* **Problem**
Leave out the images; return the rest of the data exactly.

Segment Open

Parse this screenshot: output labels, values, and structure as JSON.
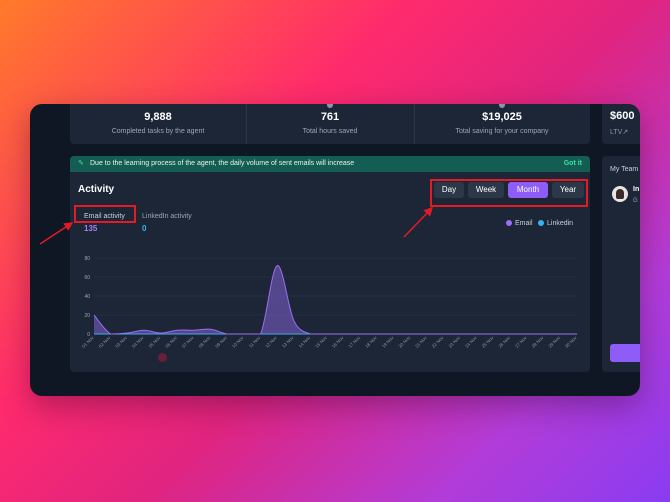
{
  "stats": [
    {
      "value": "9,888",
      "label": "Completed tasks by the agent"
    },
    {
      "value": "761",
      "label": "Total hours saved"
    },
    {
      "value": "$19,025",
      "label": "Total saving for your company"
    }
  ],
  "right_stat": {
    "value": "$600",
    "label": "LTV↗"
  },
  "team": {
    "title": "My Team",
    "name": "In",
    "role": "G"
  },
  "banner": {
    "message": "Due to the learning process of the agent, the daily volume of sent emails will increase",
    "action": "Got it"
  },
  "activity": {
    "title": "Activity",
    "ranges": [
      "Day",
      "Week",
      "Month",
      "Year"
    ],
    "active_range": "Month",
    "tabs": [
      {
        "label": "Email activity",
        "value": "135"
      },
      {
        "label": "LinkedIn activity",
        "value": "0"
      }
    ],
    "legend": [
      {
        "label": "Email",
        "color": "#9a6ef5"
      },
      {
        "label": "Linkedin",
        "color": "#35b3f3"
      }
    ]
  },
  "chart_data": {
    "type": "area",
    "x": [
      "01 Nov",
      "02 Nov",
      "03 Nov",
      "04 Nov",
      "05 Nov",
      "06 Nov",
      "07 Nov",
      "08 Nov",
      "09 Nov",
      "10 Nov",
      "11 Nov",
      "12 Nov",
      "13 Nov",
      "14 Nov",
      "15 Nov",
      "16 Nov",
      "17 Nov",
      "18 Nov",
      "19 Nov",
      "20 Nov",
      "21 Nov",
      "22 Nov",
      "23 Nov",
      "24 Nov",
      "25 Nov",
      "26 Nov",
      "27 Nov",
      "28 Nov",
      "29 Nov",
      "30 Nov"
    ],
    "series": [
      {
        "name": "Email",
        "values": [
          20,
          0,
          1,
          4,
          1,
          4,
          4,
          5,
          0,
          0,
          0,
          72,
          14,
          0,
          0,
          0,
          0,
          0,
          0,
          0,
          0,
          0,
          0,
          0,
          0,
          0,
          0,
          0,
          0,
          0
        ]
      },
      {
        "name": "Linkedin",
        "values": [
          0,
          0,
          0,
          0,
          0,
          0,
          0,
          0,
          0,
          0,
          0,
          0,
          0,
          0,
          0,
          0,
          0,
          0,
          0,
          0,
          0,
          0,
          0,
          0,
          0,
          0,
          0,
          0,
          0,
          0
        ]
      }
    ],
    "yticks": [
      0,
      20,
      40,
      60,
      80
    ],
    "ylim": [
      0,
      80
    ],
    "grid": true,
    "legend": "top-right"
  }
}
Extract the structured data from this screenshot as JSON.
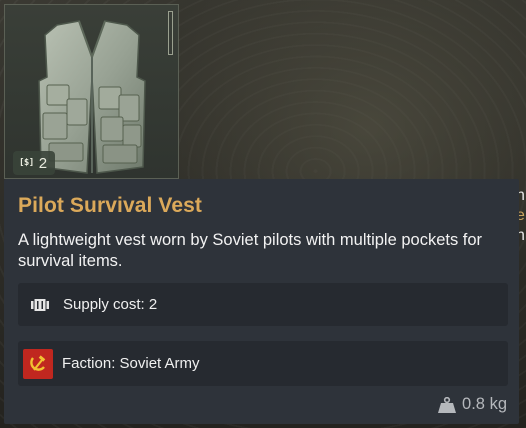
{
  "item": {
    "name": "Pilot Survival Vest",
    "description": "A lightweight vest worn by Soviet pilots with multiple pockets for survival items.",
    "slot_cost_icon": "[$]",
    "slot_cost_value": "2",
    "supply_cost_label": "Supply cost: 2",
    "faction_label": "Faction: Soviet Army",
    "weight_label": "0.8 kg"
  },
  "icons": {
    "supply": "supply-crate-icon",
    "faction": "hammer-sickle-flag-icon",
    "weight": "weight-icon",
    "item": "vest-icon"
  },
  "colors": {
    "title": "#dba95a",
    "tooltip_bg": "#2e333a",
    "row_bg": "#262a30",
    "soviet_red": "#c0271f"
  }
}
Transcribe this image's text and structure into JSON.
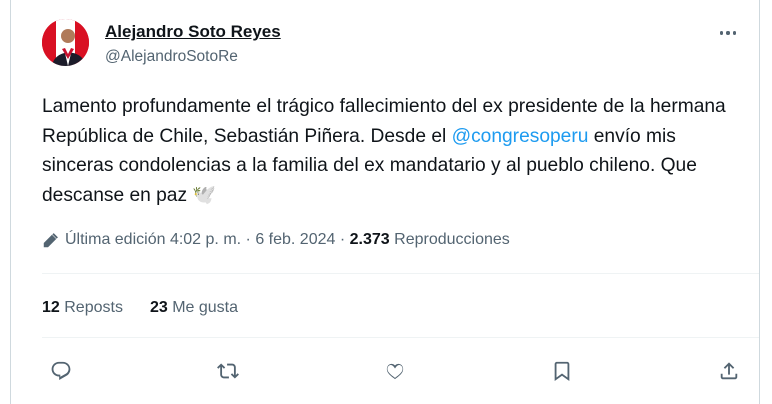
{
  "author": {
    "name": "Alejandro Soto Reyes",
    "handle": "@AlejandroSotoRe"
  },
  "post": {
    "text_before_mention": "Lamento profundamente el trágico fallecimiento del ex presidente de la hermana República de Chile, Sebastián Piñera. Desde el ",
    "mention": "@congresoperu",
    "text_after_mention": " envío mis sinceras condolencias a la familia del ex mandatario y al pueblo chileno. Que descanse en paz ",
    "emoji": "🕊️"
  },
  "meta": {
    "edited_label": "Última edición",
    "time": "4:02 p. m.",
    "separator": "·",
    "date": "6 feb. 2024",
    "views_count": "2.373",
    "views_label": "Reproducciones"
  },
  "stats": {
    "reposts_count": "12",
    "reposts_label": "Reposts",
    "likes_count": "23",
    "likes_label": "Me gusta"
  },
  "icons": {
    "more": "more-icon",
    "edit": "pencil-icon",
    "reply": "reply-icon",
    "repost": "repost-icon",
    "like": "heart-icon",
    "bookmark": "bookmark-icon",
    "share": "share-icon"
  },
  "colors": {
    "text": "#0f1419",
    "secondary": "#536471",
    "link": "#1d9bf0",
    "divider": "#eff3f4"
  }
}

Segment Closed

* **Answer to this exercise**
Parse this screenshot: output labels, values, and structure as JSON.
{
  "stats": [
    {
      "value": "9,888",
      "label": "Completed tasks by the agent"
    },
    {
      "value": "761",
      "label": "Total hours saved"
    },
    {
      "value": "$19,025",
      "label": "Total saving for your company"
    }
  ],
  "right_stat": {
    "value": "$600",
    "label": "LTV↗"
  },
  "team": {
    "title": "My Team",
    "name": "In",
    "role": "G"
  },
  "banner": {
    "message": "Due to the learning process of the agent, the daily volume of sent emails will increase",
    "action": "Got it"
  },
  "activity": {
    "title": "Activity",
    "ranges": [
      "Day",
      "Week",
      "Month",
      "Year"
    ],
    "active_range": "Month",
    "tabs": [
      {
        "label": "Email activity",
        "value": "135"
      },
      {
        "label": "LinkedIn activity",
        "value": "0"
      }
    ],
    "legend": [
      {
        "label": "Email",
        "color": "#9a6ef5"
      },
      {
        "label": "Linkedin",
        "color": "#35b3f3"
      }
    ]
  },
  "chart_data": {
    "type": "area",
    "x": [
      "01 Nov",
      "02 Nov",
      "03 Nov",
      "04 Nov",
      "05 Nov",
      "06 Nov",
      "07 Nov",
      "08 Nov",
      "09 Nov",
      "10 Nov",
      "11 Nov",
      "12 Nov",
      "13 Nov",
      "14 Nov",
      "15 Nov",
      "16 Nov",
      "17 Nov",
      "18 Nov",
      "19 Nov",
      "20 Nov",
      "21 Nov",
      "22 Nov",
      "23 Nov",
      "24 Nov",
      "25 Nov",
      "26 Nov",
      "27 Nov",
      "28 Nov",
      "29 Nov",
      "30 Nov"
    ],
    "series": [
      {
        "name": "Email",
        "values": [
          20,
          0,
          1,
          4,
          1,
          4,
          4,
          5,
          0,
          0,
          0,
          72,
          14,
          0,
          0,
          0,
          0,
          0,
          0,
          0,
          0,
          0,
          0,
          0,
          0,
          0,
          0,
          0,
          0,
          0
        ]
      },
      {
        "name": "Linkedin",
        "values": [
          0,
          0,
          0,
          0,
          0,
          0,
          0,
          0,
          0,
          0,
          0,
          0,
          0,
          0,
          0,
          0,
          0,
          0,
          0,
          0,
          0,
          0,
          0,
          0,
          0,
          0,
          0,
          0,
          0,
          0
        ]
      }
    ],
    "yticks": [
      0,
      20,
      40,
      60,
      80
    ],
    "ylim": [
      0,
      80
    ],
    "grid": true,
    "legend": "top-right"
  }
}
Extract the structured data from this screenshot as JSON.
{
  "item": {
    "name": "Pilot Survival Vest",
    "description": "A lightweight vest worn by Soviet pilots with multiple pockets for survival items.",
    "slot_cost_icon": "[$]",
    "slot_cost_value": "2",
    "supply_cost_label": "Supply cost: 2",
    "faction_label": "Faction: Soviet Army",
    "weight_label": "0.8 kg"
  },
  "icons": {
    "supply": "supply-crate-icon",
    "faction": "hammer-sickle-flag-icon",
    "weight": "weight-icon",
    "item": "vest-icon"
  },
  "colors": {
    "title": "#dba95a",
    "tooltip_bg": "#2e333a",
    "row_bg": "#262a30",
    "soviet_red": "#c0271f"
  }
}
Transcribe this image's text and structure into JSON.
{
  "author": {
    "name": "Alejandro Soto Reyes",
    "handle": "@AlejandroSotoRe"
  },
  "post": {
    "text_before_mention": "Lamento profundamente el trágico fallecimiento del ex presidente de la hermana República de Chile, Sebastián Piñera. Desde el ",
    "mention": "@congresoperu",
    "text_after_mention": " envío mis sinceras condolencias a la familia del ex mandatario y al pueblo chileno. Que descanse en paz ",
    "emoji": "🕊️"
  },
  "meta": {
    "edited_label": "Última edición",
    "time": "4:02 p. m.",
    "separator": "·",
    "date": "6 feb. 2024",
    "views_count": "2.373",
    "views_label": "Reproducciones"
  },
  "stats": {
    "reposts_count": "12",
    "reposts_label": "Reposts",
    "likes_count": "23",
    "likes_label": "Me gusta"
  },
  "icons": {
    "more": "more-icon",
    "edit": "pencil-icon",
    "reply": "reply-icon",
    "repost": "repost-icon",
    "like": "heart-icon",
    "bookmark": "bookmark-icon",
    "share": "share-icon"
  },
  "colors": {
    "text": "#0f1419",
    "secondary": "#536471",
    "link": "#1d9bf0",
    "divider": "#eff3f4"
  }
}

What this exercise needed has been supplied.